#### DATA TO PROCESS ####

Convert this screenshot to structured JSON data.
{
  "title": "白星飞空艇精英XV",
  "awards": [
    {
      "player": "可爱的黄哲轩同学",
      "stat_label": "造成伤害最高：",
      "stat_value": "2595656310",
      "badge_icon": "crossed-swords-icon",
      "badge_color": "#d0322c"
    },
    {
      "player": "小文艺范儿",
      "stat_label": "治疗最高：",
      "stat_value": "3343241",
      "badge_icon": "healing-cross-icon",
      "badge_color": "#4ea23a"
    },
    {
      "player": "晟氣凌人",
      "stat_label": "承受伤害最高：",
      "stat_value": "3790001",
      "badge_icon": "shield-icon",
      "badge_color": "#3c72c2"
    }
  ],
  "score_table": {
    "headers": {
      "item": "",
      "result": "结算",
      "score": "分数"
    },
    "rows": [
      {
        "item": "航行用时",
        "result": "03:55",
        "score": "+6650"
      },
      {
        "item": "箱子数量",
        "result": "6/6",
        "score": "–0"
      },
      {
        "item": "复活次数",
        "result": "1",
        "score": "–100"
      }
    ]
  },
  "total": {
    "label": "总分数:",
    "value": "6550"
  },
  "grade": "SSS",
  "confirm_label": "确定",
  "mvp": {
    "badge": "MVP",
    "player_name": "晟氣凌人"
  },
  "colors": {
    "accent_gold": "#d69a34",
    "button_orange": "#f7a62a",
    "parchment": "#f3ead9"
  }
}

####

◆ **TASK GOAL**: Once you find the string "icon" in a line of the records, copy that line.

◆ **WRITTEN RESPONSE**:
      "badge_icon": "crossed-swords-icon",
      "badge_icon": "healing-cross-icon",
      "badge_icon": "shield-icon",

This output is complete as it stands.